One of the greatest pleasures of a sometimes grueling travel schedule is the opportunity to meet with my counterparts and colleagues at other geographic societies around the world. I always try to find time to meet with them; to share information and news regarding geography and GIScience; to discuss possible collaborations; and, when possible, to participate in their annual meetings.
This past year at the AAG meeting in New York City, New York, everyone in attendance had the opportunity to welcome the leaders of geographic societies from around the globe. A set of special sessions featured dozens of reports of the status of geography and GIScience in other countries from the top officials of their national geographic associations. This kaleidoscope of international geography and GIS also provided a venue for leaders of international associations to interact with one another, as well as for AAG meeting attendees to get to know personally some of the leading geographers from other countries. These special sessions, entitled Snapshots: Geography in the World Today, will also be a featured event during the AAG's next Annual Meeting, to be held in Los Angeles, California, April 9–13, 2013. Please join me and our international guests in Los Angeles for what promises to be a fascinating exchange on the status of geography and GIS worldwide.

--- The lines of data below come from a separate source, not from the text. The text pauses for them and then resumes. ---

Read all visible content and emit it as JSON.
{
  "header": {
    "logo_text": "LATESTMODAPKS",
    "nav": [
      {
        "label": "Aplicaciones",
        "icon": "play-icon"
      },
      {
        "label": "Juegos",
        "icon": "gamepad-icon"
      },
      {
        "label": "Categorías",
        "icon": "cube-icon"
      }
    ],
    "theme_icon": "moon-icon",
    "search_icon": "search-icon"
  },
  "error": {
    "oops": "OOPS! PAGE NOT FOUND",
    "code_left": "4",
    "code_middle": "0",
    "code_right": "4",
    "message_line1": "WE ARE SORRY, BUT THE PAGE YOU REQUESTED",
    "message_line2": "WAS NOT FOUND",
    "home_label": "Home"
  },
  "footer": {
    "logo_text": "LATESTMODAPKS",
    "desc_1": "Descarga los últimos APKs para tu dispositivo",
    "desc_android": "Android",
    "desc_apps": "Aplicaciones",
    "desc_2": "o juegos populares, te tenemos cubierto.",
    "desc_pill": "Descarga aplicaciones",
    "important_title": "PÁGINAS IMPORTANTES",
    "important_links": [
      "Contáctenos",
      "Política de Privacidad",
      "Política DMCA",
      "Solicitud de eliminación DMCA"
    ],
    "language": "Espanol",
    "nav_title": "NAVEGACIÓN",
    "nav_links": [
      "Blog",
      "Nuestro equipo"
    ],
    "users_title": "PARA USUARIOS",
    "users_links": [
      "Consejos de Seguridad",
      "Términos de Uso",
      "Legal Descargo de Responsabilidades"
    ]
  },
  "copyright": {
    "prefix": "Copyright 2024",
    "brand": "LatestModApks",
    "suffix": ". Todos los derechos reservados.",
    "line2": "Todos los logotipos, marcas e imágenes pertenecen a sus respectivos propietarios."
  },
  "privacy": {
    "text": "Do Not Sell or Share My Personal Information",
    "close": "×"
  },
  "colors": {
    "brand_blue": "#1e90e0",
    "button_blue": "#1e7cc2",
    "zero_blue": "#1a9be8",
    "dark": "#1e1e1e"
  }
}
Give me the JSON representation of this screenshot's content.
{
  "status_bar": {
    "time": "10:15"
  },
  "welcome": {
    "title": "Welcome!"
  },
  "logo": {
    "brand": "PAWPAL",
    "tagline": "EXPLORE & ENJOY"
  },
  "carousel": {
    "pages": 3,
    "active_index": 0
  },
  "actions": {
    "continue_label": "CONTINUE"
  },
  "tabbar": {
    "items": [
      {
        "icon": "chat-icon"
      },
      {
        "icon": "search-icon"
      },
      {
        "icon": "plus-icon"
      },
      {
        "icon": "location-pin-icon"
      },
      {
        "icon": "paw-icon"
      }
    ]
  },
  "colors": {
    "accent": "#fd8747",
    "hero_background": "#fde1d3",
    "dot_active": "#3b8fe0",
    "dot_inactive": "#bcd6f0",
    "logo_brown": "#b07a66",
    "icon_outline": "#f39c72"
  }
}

During my sabbatical this past year, I also was able to meet with many and varied geographic societies throughout Europe and Asia in their own countries. Many of these international associations are now working together with the AAG on ongoing projects, such as The International Encyclopedia of Geography and on preparations for a geography and GIS presence at the decadal United Nations (UN) Sustainable Development Conference (also known as Rio+20), that was held in June 2012 in Rio de Janeiro, Brazil. I would like to thank Esri for its long and crucial participation in the AAG's My Community, Our Earth: Geographic Learning for Sustainable Development (MyCOE) partnership.
As part of a two-month visiting professorship at the Chinese Academy of Sciences (CAS) this past year, I was fortunate to be able to attend the annual meeting of the Geographical Society of China (GSC), held in Urumqi (Wulamuqi) in Xinjiang Province in the far west of China, as well as to work with many others throughout China to establish and solidify collaborative initiatives between the AAG and key Chinese geographic institutions, including the CAS, the GSC, and many university geography departments.
Esri's pioneering GIS systems are in widespread use in China and throughout Asia, both in universities and in government and industry. Many of China's booming cities rely on ArcGIS to plan, design, and manage their infrastructure, as well as to understand the complex interactions between their changing urban environments and human activities.
To better understand these urban spatial processes, the AAG has joined with the Hong Kong Geographical Society and the Geographical Society of China to help organize and support the Conference on Spatial and Social Transformations of Urban China scheduled for December 13–14, 2012. Building on the theme of this Hong Kong conference, AAG's incoming president Eric Sheppard also will be developing a track of sessions at the AAG Los Angeles conference in 2013 on international cities and urban systems, with a special emphasis on the urban explosion in Asia.
The joint projects and programs under way between the AAG and multiple Chinese geography institutions now encompass geographic research, international online education, publications, specialty scientific meetings, larger international conferences, and academic exchanges at all levels. An AAG-GSC Liaison and Coordination Committee has been established to help manage, sustain, and expand these cooperative efforts. Its initial members include eight leading geographers from China and the United States: Michael Solem (AAG), Zhou Chenghu (CAS), Liu Weidong (CAS), Zhang Guoyou (CSG), Yu Lizhong (president of East Normal China University), Mei-Po Kwan (UC Berkeley), Alexander Murphy (University of Oregon), and myself. The projects undertaken to date are topically cross-cutting and designed to produce progress in geography in both countries and foster broader personal and professional interaction among individual geographers and GIScientists from the United States and China.
The Geographical Society of China and the Association of American Geographers solidified their growing collaborative relationship and activity during a formal signing ceremony of a memorandum of understanding during the AAG's recent Annual Meeting in New York City.
Asian geographers and GIScientists are attending the AAG Annual Meeting in rapidly growing numbers each year. I encourage you to join us in welcoming our international attendees from Asia—as well as from all countries—at the next AAG meeting in Los Angeles in 2013 and to explore with them ways in which we might mutually benefit from our exchanges and strengthen geography and GIScience through our collective efforts. Thanks, and I hope you enjoy the upcoming Los Angeles conference, meeting old and new friends, enriching our discipline and ourselves intellectually and socially, and perhaps along the way also addressing the many needs of our interconnected world.—Doug Richardson
For more information about the AAG and the Los Angeles meeting, see www.aag.org.